To be fair, many respondents shared they don’t attend their surgeon’s support group because of logistical difficulties. Their groups are located too far away, at a time that makes it difficult to attend or that they had surgery in a different state/country from where they live. But more than a few listed reasons that indication feelings of dissatisfaction with their surgical support group. It is those responses I’d like to focus on from here on out.
The Dynamics of Support Group: A Long-Term Patient’s Perspective
I’ve always found the social dynamic of groups of bariatric patients in general to be interesting for many reasons. A few of them are:
- There is no common standard to which all bariatric practices are mandated to subscribe, only sets of recommendations by way of the American Society for Metabolic and Bariatric Surgery (ASMBS). This means if you put 10 post-ops together in a group from 10 different practices you are likely to hear about 10 different sets of rules!
- The science and technology behind bariatric surgery is constantly changing. When I had surgery, gastric banding and gastric bypass were the two most common surgeries offered. Five years later, other surgeries, most notably the vertical sleeve gastrectomy (VSG), are becoming more common. Since this surgery, as a stand-alone, is relatively new to the scene the experiences of a VSG patient haven’t fully ingrained into weight-loss surgery patient culture. That is to say that there are certain things post-ops “know” about surgeries that are fairly common. Bypass patients can get dumping syndrome, for instance. Many gastric band patients report “PBs” or productive burps, a slang term for vomiting. These types of experiences are “WLS common knowledge.” While I think such knowledge is emerging about the VSG, there’s still a lot, socially, we don’t know about the surgery.
- Anecdotally, I can say that I believe most people who take part in any support group — in person or online — tend to be newer post-ops.
Why are these things significant? To me, they are significant because many of the reasons I’ve heard for longer-term patients not attending group have a lot to do with these factors.

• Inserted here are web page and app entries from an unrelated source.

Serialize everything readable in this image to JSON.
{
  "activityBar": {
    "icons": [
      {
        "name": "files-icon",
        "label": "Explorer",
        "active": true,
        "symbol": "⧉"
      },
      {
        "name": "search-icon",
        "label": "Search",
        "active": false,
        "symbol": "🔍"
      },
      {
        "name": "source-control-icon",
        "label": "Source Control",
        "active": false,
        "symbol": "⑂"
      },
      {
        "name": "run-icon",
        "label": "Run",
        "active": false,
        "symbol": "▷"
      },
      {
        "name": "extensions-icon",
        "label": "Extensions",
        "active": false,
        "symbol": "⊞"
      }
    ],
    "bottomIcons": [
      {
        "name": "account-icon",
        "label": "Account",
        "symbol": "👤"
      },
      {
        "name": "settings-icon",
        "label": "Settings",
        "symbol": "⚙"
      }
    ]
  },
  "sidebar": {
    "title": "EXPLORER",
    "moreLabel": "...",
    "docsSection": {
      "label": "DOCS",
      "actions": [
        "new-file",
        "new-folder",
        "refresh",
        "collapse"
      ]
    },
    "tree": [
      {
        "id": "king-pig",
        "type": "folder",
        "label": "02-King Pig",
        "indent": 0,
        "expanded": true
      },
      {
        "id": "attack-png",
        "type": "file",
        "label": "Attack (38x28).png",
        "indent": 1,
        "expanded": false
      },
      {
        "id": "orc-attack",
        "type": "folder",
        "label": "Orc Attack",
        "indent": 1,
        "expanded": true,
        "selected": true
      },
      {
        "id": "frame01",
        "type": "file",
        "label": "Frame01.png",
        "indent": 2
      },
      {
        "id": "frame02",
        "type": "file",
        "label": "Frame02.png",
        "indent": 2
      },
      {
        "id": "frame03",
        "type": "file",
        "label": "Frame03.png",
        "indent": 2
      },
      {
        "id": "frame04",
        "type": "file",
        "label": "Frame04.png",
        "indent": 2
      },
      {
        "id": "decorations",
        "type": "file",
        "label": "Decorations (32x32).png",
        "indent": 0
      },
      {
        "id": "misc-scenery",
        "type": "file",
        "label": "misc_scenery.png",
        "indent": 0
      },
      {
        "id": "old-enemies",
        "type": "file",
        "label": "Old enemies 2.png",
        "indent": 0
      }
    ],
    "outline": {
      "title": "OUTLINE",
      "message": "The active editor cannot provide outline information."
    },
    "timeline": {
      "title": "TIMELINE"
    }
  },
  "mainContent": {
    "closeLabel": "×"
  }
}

Because there is such variance in the post-op advice (or “rules” as we post-ops like to call them), and because of the human tendency to place the most trust in those we know, we sometimes come to each other’s experiences with a sense of incredulity.
Because the landscape of surgery types is changing, I believe that incredulity spills over into patient groups even at the same practice. When I go to group now there are many VSG patients. I’m simply not sure if my anatomical experiences are the same as theirs. This doesn’t usually create any hesitation in sharing experiences (at least not that I’ve seen), but it does mean that incredulity (or that “How is it that this happens to you and not me?”) can certainly be present even if you and another post-op of a different surgery type were operated on by the same bariatric surgeon.
And finally, because many of the attendees of bariatric support groups are newer post-ops, and because the experiences of newer post-ops and longer term post-ops differ (I’ll go into more detail about that in my next post), and because incredulity can exist between different surgical types, as well as “surgical ages” (time-elapsed post-surgery), sometimes long-term post-ops can feel alienated by the topics and resulting discussions at their surgical support group.
From the results of my survey, I identified three sentiments that I think illustrate this alienation well. I’ll discuss them in more detail in my next post!
In the meantime, if you’re a bariatric professional, weigh in! (Pun intended). Does your practice boast a high longer-term post-op attendance rate? And if you’re a longer-term post-op, weigh in! Do you still attend your surgeon’s support group?
About the Author
Nikki Massie is a professional writer based in Baltimore, Md. She underwent Roux-en-Y gastric bypass surgery in 2008. She also lives in Baltimore with her two daughters, dog and cat. To learn more about Nikki, please visit her blog www.bariatricfoodie.com.